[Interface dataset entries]
*** Block opens ***
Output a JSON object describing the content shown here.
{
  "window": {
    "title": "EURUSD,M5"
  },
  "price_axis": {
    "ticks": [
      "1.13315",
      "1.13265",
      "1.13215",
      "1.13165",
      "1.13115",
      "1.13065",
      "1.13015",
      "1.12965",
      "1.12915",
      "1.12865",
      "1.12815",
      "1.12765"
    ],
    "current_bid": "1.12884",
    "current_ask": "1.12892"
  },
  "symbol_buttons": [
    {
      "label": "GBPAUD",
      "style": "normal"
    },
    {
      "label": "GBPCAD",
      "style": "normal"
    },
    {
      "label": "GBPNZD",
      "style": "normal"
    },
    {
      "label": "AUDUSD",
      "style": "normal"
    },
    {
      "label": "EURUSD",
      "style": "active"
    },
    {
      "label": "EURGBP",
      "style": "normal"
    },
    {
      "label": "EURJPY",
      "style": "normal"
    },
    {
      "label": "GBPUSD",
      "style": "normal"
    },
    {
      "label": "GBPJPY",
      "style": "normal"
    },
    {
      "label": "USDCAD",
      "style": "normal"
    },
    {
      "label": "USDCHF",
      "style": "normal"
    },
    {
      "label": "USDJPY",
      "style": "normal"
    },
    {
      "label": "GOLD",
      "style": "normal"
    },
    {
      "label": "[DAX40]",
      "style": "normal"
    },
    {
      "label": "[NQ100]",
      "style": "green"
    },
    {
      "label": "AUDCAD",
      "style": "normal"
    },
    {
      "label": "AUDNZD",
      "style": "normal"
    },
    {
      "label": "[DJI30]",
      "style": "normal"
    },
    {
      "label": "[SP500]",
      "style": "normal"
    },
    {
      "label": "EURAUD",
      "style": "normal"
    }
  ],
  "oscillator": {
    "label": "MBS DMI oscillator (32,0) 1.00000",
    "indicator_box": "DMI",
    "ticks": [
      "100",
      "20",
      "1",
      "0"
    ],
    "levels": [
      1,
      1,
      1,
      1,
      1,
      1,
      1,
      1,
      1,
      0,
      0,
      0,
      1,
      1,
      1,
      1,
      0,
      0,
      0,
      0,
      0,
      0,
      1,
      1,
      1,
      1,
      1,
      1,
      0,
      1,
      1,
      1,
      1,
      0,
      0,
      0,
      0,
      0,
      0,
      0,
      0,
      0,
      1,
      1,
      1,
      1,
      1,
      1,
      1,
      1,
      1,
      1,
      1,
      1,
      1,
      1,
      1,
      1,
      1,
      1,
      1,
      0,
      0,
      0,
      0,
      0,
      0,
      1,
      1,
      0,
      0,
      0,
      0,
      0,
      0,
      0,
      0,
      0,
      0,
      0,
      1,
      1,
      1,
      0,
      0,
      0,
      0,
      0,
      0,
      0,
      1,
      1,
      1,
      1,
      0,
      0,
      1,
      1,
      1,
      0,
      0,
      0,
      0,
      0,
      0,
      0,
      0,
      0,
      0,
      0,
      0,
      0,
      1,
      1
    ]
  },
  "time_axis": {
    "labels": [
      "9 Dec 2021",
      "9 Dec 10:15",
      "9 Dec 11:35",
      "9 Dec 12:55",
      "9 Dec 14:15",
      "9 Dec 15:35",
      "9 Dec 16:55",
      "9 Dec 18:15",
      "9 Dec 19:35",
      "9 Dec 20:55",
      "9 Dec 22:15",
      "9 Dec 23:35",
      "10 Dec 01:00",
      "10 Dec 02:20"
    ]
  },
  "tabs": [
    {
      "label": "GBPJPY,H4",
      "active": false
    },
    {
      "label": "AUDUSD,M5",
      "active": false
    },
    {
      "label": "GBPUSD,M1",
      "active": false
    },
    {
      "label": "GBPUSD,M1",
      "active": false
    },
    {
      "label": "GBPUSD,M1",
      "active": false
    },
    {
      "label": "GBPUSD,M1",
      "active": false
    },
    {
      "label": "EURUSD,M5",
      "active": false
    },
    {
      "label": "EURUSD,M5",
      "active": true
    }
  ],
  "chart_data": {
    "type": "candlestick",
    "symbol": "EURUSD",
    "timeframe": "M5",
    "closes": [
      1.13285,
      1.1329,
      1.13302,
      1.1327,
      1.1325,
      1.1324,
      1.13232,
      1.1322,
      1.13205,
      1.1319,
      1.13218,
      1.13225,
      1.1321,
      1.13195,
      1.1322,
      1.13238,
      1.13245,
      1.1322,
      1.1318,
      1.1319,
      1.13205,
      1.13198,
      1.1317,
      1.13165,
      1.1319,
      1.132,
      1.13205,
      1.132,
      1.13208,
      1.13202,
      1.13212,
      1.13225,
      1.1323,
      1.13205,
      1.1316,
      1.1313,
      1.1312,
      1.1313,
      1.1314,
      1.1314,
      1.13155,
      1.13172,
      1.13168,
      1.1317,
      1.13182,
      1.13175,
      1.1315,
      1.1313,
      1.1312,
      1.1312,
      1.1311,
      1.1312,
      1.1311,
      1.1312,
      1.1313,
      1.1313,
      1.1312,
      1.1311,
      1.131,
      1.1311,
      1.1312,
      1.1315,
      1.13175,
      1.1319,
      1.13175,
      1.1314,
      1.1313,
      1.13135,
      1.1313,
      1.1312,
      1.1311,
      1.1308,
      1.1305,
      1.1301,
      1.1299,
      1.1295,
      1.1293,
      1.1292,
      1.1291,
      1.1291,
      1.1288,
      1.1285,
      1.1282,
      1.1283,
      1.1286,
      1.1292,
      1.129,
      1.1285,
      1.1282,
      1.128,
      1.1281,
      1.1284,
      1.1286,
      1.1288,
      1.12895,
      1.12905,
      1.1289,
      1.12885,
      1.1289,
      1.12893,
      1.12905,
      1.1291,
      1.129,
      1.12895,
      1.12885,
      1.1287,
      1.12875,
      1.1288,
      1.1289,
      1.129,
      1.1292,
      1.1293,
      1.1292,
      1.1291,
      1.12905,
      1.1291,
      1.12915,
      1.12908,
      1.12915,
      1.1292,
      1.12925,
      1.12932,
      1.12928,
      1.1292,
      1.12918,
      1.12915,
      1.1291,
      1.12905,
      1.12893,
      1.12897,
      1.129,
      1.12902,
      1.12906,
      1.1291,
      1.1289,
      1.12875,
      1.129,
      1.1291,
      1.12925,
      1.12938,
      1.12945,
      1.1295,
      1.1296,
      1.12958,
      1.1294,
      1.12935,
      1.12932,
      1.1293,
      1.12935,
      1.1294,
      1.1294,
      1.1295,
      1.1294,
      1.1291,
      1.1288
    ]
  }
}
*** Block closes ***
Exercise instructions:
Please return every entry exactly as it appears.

Output for this exercise:
Output a JSON object describing the content shown here.
{
  "window": {
    "title": "EURUSD,M5"
  },
  "price_axis": {
    "ticks": [
      "1.13315",
      "1.13265",
      "1.13215",
      "1.13165",
      "1.13115",
      "1.13065",
      "1.13015",
      "1.12965",
      "1.12915",
      "1.12865",
      "1.12815",
      "1.12765"
    ],
    "current_bid": "1.12884",
    "current_ask": "1.12892"
  },
  "symbol_buttons": [
    {
      "label": "GBPAUD",
      "style": "normal"
    },
    {
      "label": "GBPCAD",
      "style": "normal"
    },
    {
      "label": "GBPNZD",
      "style": "normal"
    },
    {
      "label": "AUDUSD",
      "style": "normal"
    },
    {
      "label": "EURUSD",
      "style": "active"
    },
    {
      "label": "EURGBP",
      "style": "normal"
    },
    {
      "label": "EURJPY",
      "style": "normal"
    },
    {
      "label": "GBPUSD",
      "style": "normal"
    },
    {
      "label": "GBPJPY",
      "style": "normal"
    },
    {
      "label": "USDCAD",
      "style": "normal"
    },
    {
      "label": "USDCHF",
      "style": "normal"
    },
    {
      "label": "USDJPY",
      "style": "normal"
    },
    {
      "label": "GOLD",
      "style": "normal"
    },
    {
      "label": "[DAX40]",
      "style": "normal"
    },
    {
      "label": "[NQ100]",
      "style": "green"
    },
    {
      "label": "AUDCAD",
      "style": "normal"
    },
    {
      "label": "AUDNZD",
      "style": "normal"
    },
    {
      "label": "[DJI30]",
      "style": "normal"
    },
    {
      "label": "[SP500]",
      "style": "normal"
    },
    {
      "label": "EURAUD",
      "style": "normal"
    }
  ],
  "oscillator": {
    "label": "MBS DMI oscillator (32,0) 1.00000",
    "indicator_box": "DMI",
    "ticks": [
      "100",
      "20",
      "1",
      "0"
    ],
    "levels": [
      1,
      1,
      1,
      1,
      1,
      1,
      1,
      1,
      1,
      0,
      0,
      0,
      1,
      1,
      1,
      1,
      0,
      0,
      0,
      0,
      0,
      0,
      1,
      1,
      1,
      1,
      1,
      1,
      0,
      1,
      1,
      1,
      1,
      0,
      0,
      0,
      0,
      0,
      0,
      0,
      0,
      0,
      1,
      1,
      1,
      1,
      1,
      1,
      1,
      1,
      1,
      1,
      1,
      1,
      1,
      1,
      1,
      1,
      1,
      1,
      1,
      0,
      0,
      0,
      0,
      0,
      0,
      1,
      1,
      0,
      0,
      0,
      0,
      0,
      0,
      0,
      0,
      0,
      0,
      0,
      1,
      1,
      1,
      0,
      0,
      0,
      0,
      0,
      0,
      0,
      1,
      1,
      1,
      1,
      0,
      0,
      1,
      1,
      1,
      0,
      0,
      0,
      0,
      0,
      0,
      0,
      0,
      0,
      0,
      0,
      0,
      0,
      1,
      1
    ]
  },
  "time_axis": {
    "labels": [
      "9 Dec 2021",
      "9 Dec 10:15",
      "9 Dec 11:35",
      "9 Dec 12:55",
      "9 Dec 14:15",
      "9 Dec 15:35",
      "9 Dec 16:55",
      "9 Dec 18:15",
      "9 Dec 19:35",
      "9 Dec 20:55",
      "9 Dec 22:15",
      "9 Dec 23:35",
      "10 Dec 01:00",
      "10 Dec 02:20"
    ]
  },
  "tabs": [
    {
      "label": "GBPJPY,H4",
      "active": false
    },
    {
      "label": "AUDUSD,M5",
      "active": false
    },
    {
      "label": "GBPUSD,M1",
      "active": false
    },
    {
      "label": "GBPUSD,M1",
      "active": false
    },
    {
      "label": "GBPUSD,M1",
      "active": false
    },
    {
      "label": "GBPUSD,M1",
      "active": false
    },
    {
      "label": "EURUSD,M5",
      "active": false
    },
    {
      "label": "EURUSD,M5",
      "active": true
    }
  ],
  "chart_data": {
    "type": "candlestick",
    "symbol": "EURUSD",
    "timeframe": "M5",
    "closes": [
      1.13285,
      1.1329,
      1.13302,
      1.1327,
      1.1325,
      1.1324,
      1.13232,
      1.1322,
      1.13205,
      1.1319,
      1.13218,
      1.13225,
      1.1321,
      1.13195,
      1.1322,
      1.13238,
      1.13245,
      1.1322,
      1.1318,
      1.1319,
      1.13205,
      1.13198,
      1.1317,
      1.13165,
      1.1319,
      1.132,
      1.13205,
      1.132,
      1.13208,
      1.13202,
      1.13212,
      1.13225,
      1.1323,
      1.13205,
      1.1316,
      1.1313,
      1.1312,
      1.1313,
      1.1314,
      1.1314,
      1.13155,
      1.13172,
      1.13168,
      1.1317,
      1.13182,
      1.13175,
      1.1315,
      1.1313,
      1.1312,
      1.1312,
      1.1311,
      1.1312,
      1.1311,
      1.1312,
      1.1313,
      1.1313,
      1.1312,
      1.1311,
      1.131,
      1.1311,
      1.1312,
      1.1315,
      1.13175,
      1.1319,
      1.13175,
      1.1314,
      1.1313,
      1.13135,
      1.1313,
      1.1312,
      1.1311,
      1.1308,
      1.1305,
      1.1301,
      1.1299,
      1.1295,
      1.1293,
      1.1292,
      1.1291,
      1.1291,
      1.1288,
      1.1285,
      1.1282,
      1.1283,
      1.1286,
      1.1292,
      1.129,
      1.1285,
      1.1282,
      1.128,
      1.1281,
      1.1284,
      1.1286,
      1.1288,
      1.12895,
      1.12905,
      1.1289,
      1.12885,
      1.1289,
      1.12893,
      1.12905,
      1.1291,
      1.129,
      1.12895,
      1.12885,
      1.1287,
      1.12875,
      1.1288,
      1.1289,
      1.129,
      1.1292,
      1.1293,
      1.1292,
      1.1291,
      1.12905,
      1.1291,
      1.12915,
      1.12908,
      1.12915,
      1.1292,
      1.12925,
      1.12932,
      1.12928,
      1.1292,
      1.12918,
      1.12915,
      1.1291,
      1.12905,
      1.12893,
      1.12897,
      1.129,
      1.12902,
      1.12906,
      1.1291,
      1.1289,
      1.12875,
      1.129,
      1.1291,
      1.12925,
      1.12938,
      1.12945,
      1.1295,
      1.1296,
      1.12958,
      1.1294,
      1.12935,
      1.12932,
      1.1293,
      1.12935,
      1.1294,
      1.1294,
      1.1295,
      1.1294,
      1.1291,
      1.1288
    ]
  }
}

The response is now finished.